* **PROBLEM**: If a line in the records below contains the word "with", copy it out.

(Data about app and page elements)
'''

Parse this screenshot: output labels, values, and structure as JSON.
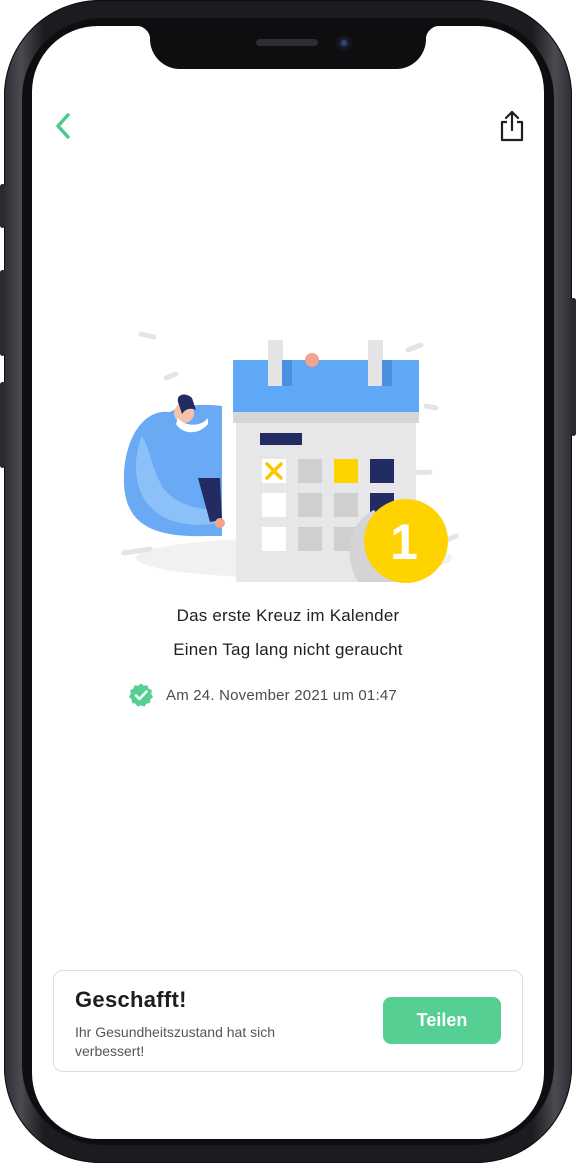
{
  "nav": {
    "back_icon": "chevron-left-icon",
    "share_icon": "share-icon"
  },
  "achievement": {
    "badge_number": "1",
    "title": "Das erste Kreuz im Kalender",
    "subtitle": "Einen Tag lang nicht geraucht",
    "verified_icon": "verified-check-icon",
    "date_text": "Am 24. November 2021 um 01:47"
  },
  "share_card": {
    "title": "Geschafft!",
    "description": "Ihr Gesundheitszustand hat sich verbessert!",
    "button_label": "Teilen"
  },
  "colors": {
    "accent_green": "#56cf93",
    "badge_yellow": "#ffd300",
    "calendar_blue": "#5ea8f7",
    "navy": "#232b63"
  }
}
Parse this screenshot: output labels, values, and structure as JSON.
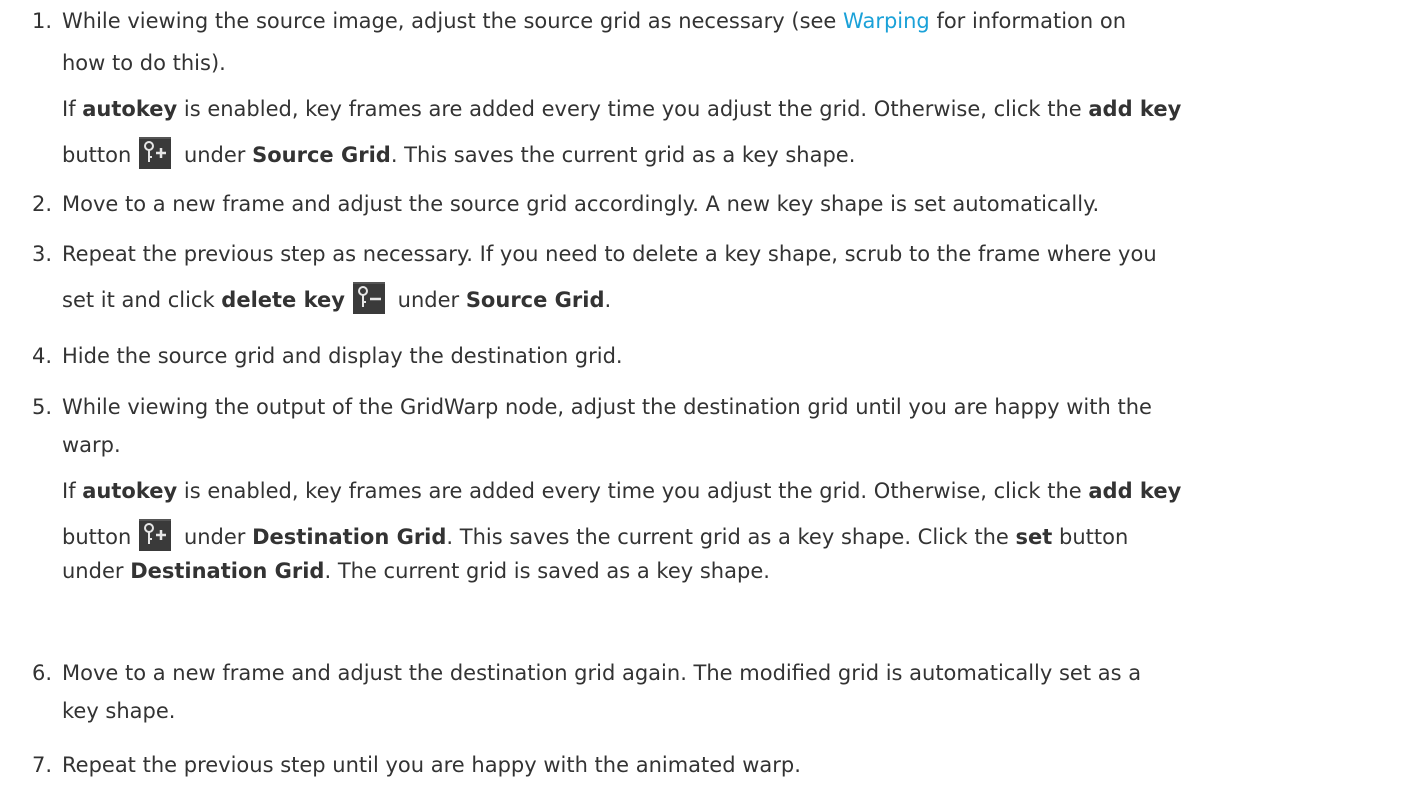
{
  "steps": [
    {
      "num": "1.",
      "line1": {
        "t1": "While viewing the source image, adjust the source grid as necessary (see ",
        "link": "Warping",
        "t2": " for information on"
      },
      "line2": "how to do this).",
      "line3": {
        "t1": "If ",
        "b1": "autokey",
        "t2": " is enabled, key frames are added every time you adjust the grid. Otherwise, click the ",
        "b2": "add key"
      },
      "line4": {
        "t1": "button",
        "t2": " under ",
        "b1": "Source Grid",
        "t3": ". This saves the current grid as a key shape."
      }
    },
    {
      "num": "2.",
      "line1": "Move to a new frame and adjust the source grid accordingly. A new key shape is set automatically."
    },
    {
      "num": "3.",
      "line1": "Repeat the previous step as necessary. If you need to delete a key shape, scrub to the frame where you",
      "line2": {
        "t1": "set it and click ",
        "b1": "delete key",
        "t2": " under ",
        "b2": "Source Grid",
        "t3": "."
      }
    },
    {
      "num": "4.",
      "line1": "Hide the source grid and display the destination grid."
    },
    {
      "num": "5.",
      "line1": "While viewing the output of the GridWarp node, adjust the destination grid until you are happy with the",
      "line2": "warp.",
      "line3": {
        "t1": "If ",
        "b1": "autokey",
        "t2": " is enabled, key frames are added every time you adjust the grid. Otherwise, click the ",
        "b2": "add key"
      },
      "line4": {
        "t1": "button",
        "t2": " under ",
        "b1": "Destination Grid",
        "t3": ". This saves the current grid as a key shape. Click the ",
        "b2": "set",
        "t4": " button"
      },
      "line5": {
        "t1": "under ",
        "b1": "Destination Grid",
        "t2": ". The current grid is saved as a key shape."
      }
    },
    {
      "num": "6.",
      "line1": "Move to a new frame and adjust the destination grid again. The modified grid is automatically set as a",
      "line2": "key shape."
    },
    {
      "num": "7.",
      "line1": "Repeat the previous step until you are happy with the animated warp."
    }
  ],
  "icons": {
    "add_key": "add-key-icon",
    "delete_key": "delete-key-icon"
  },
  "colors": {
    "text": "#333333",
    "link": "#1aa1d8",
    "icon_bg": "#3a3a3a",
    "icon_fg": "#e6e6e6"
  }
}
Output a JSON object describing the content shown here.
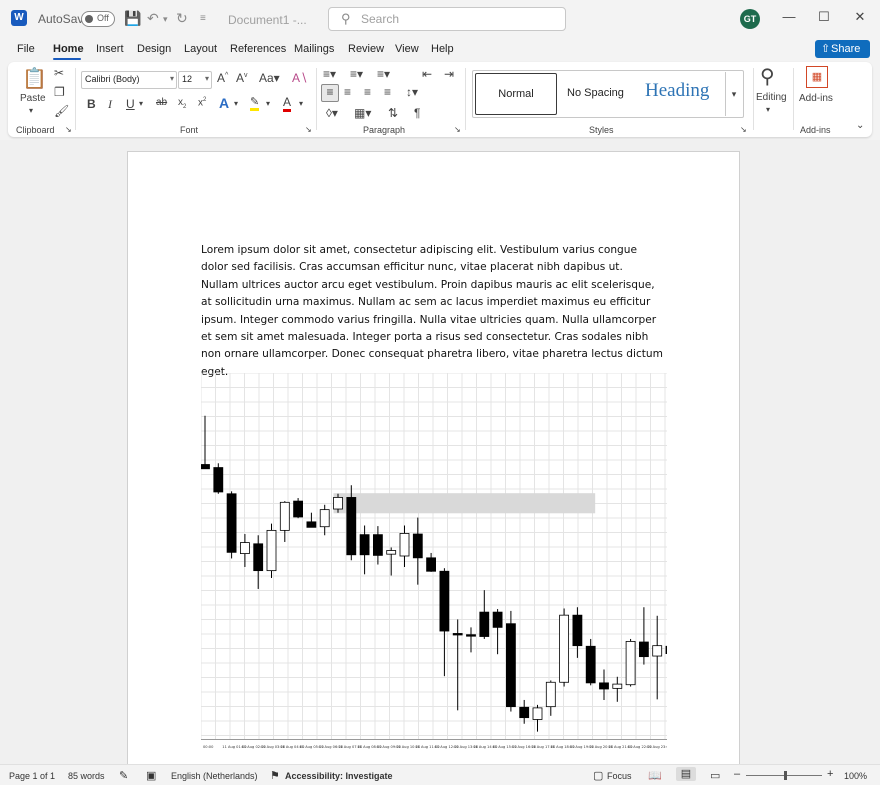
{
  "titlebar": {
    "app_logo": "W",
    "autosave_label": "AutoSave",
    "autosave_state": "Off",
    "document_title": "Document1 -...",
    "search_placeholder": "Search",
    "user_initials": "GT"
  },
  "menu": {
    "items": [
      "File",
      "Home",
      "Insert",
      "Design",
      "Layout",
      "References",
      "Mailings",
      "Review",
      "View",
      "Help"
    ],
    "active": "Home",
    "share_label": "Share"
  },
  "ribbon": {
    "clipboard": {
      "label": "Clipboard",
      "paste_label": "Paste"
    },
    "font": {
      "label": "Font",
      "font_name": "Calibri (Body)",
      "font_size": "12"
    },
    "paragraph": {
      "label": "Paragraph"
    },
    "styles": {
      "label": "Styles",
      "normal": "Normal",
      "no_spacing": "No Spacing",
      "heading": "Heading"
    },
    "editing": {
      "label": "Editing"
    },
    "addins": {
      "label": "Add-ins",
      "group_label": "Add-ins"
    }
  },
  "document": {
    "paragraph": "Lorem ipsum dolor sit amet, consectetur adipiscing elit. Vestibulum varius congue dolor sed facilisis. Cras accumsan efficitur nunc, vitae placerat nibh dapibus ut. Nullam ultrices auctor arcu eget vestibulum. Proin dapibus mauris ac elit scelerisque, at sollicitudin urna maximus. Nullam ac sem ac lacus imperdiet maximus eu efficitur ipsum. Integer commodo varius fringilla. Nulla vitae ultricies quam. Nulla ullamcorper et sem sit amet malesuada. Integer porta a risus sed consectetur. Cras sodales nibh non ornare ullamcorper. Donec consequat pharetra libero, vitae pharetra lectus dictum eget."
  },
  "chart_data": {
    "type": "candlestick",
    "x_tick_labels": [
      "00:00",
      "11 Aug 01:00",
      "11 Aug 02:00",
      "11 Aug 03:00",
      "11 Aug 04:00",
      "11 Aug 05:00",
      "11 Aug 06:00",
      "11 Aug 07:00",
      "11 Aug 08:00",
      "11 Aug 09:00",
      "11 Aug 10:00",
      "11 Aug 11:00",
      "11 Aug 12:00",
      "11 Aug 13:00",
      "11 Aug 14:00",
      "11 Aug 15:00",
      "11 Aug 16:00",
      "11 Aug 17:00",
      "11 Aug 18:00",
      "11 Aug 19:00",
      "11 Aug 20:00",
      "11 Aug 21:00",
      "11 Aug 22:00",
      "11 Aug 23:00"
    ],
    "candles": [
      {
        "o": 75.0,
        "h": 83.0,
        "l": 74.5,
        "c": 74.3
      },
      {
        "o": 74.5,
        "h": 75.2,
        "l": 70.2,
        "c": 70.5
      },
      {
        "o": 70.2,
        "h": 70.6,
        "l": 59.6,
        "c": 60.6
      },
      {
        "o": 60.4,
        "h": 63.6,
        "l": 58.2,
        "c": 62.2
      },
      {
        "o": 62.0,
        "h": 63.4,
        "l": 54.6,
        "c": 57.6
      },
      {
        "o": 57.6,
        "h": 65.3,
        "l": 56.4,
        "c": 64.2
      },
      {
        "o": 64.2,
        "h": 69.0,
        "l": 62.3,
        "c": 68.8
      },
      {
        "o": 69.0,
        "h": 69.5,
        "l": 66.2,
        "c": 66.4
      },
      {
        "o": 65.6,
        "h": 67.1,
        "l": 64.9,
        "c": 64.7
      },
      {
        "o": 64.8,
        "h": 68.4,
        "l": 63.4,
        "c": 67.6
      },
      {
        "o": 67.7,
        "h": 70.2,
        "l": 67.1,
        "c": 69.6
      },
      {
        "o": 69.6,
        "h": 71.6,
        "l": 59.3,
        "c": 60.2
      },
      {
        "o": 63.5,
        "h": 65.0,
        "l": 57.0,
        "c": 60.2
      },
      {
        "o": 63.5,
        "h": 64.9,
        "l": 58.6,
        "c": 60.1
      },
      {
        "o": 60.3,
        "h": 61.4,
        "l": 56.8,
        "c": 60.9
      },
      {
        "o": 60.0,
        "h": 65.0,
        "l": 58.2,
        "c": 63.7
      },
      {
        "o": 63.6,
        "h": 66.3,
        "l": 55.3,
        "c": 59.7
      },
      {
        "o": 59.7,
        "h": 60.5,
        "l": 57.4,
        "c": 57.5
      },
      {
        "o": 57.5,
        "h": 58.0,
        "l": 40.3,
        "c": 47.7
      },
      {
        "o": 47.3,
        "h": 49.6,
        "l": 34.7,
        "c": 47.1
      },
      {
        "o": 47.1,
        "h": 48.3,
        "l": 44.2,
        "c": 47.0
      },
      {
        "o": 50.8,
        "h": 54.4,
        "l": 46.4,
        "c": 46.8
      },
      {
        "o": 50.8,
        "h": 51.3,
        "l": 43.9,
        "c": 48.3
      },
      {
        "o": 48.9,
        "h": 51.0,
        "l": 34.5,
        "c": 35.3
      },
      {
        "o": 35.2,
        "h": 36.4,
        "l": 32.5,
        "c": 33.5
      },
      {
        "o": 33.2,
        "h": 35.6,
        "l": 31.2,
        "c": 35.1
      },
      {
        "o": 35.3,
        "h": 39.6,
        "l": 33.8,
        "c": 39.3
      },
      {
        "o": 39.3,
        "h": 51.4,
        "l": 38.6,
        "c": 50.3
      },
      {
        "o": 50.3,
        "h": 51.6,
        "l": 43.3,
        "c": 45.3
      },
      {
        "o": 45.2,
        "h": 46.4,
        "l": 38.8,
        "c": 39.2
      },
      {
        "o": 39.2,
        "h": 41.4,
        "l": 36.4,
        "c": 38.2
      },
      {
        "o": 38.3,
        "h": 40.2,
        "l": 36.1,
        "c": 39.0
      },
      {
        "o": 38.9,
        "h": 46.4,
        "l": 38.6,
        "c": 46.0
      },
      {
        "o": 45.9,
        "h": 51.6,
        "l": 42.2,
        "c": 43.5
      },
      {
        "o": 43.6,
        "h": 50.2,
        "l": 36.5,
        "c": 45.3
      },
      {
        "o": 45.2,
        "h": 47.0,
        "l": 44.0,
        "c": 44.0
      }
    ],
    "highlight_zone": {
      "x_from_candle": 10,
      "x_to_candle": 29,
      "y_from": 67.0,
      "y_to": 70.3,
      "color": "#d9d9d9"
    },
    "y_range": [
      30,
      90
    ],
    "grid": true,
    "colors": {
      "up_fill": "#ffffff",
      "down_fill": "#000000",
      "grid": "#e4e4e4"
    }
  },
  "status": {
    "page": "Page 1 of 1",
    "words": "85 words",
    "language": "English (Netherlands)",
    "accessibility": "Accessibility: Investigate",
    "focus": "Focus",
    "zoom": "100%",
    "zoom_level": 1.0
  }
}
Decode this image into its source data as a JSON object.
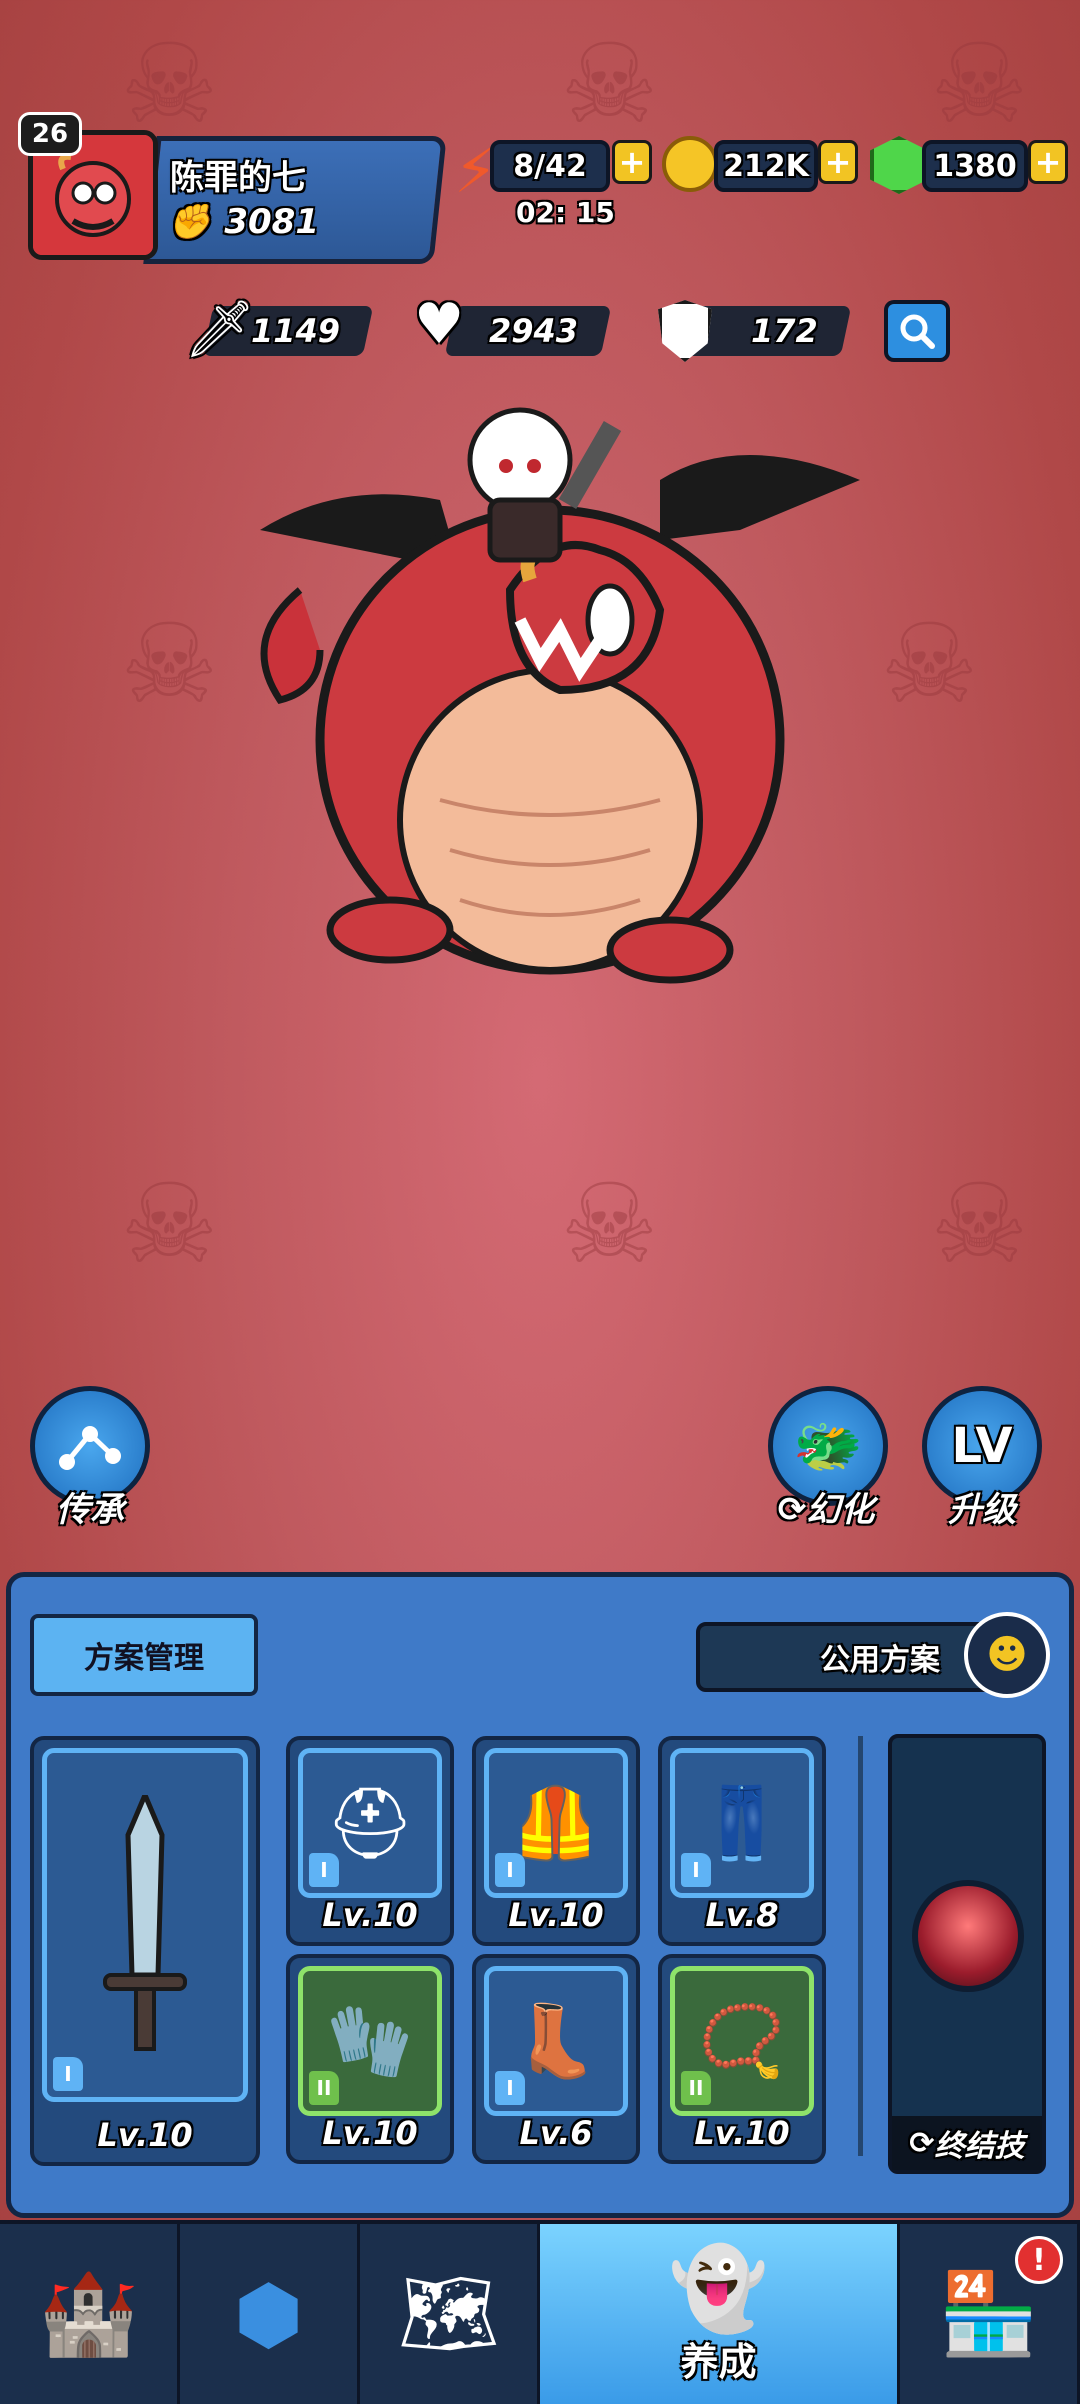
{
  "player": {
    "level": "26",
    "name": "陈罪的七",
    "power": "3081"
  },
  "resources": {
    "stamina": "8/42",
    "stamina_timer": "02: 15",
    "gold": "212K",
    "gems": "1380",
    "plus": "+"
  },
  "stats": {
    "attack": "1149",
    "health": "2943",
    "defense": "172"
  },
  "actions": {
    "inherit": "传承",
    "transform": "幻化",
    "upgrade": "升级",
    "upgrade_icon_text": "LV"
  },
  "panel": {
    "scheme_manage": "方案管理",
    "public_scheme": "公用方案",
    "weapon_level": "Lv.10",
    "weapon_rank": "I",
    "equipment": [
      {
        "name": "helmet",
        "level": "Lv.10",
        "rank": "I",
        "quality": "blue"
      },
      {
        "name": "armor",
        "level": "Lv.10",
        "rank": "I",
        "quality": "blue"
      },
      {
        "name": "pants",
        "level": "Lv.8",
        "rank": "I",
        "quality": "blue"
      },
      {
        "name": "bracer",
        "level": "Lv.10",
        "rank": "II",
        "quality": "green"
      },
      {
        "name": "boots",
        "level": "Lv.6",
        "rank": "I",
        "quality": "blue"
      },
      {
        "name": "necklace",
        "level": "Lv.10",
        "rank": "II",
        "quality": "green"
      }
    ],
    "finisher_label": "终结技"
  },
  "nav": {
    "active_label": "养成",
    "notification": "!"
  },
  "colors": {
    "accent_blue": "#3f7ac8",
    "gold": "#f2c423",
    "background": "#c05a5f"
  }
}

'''

* **PROBLEM SOLUTION**:
      "line1": "While viewing the output of the GridWarp node, adjust the destination grid until you are happy with the",
      "line1": "Repeat the previous step until you are happy with the animated warp."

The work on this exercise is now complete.